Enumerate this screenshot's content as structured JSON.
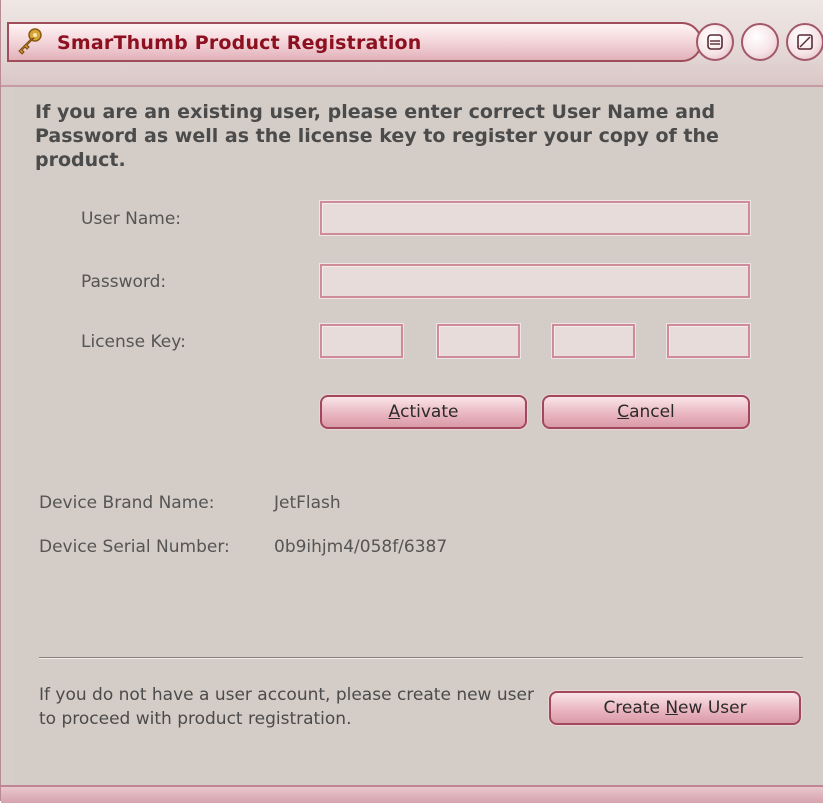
{
  "window": {
    "title": "SmarThumb Product Registration",
    "icon": "key-icon",
    "controls": [
      "minimize-icon",
      "maximize-icon",
      "restore-icon"
    ]
  },
  "intro_text": "If you are an existing user, please enter correct User Name and Password as well as the license key to register your copy of the product.",
  "form": {
    "username_label": "User Name:",
    "username_value": "",
    "password_label": "Password:",
    "password_value": "",
    "license_label": "License Key:",
    "license_parts": [
      "",
      "",
      "",
      ""
    ]
  },
  "buttons": {
    "activate_prefix": "",
    "activate_underlined": "A",
    "activate_rest": "ctivate",
    "cancel_prefix": "",
    "cancel_underlined": "C",
    "cancel_rest": "ancel",
    "create_prefix": "Create ",
    "create_underlined": "N",
    "create_rest": "ew User"
  },
  "device": {
    "brand_label": "Device Brand Name:",
    "brand_value": "JetFlash",
    "serial_label": "Device Serial Number:",
    "serial_value": "0b9ihjm4/058f/6387"
  },
  "footer_text": "If you do not have a user account, please create new user to proceed with product registration.",
  "colors": {
    "title_text": "#8d1020",
    "window_bg": "#d4ccc6",
    "field_border": "#cf8b97",
    "button_fill": "#eab7c1"
  }
}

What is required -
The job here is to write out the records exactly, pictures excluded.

Exercise result -
Enumerate this screenshot's content as structured JSON.
{
  "window": {
    "title": "SmarThumb Product Registration",
    "icon": "key-icon",
    "controls": [
      "minimize-icon",
      "maximize-icon",
      "restore-icon"
    ]
  },
  "intro_text": "If you are an existing user, please enter correct User Name and Password as well as the license key to register your copy of the product.",
  "form": {
    "username_label": "User Name:",
    "username_value": "",
    "password_label": "Password:",
    "password_value": "",
    "license_label": "License Key:",
    "license_parts": [
      "",
      "",
      "",
      ""
    ]
  },
  "buttons": {
    "activate_prefix": "",
    "activate_underlined": "A",
    "activate_rest": "ctivate",
    "cancel_prefix": "",
    "cancel_underlined": "C",
    "cancel_rest": "ancel",
    "create_prefix": "Create ",
    "create_underlined": "N",
    "create_rest": "ew User"
  },
  "device": {
    "brand_label": "Device Brand Name:",
    "brand_value": "JetFlash",
    "serial_label": "Device Serial Number:",
    "serial_value": "0b9ihjm4/058f/6387"
  },
  "footer_text": "If you do not have a user account, please create new user to proceed with product registration.",
  "colors": {
    "title_text": "#8d1020",
    "window_bg": "#d4ccc6",
    "field_border": "#cf8b97",
    "button_fill": "#eab7c1"
  }
}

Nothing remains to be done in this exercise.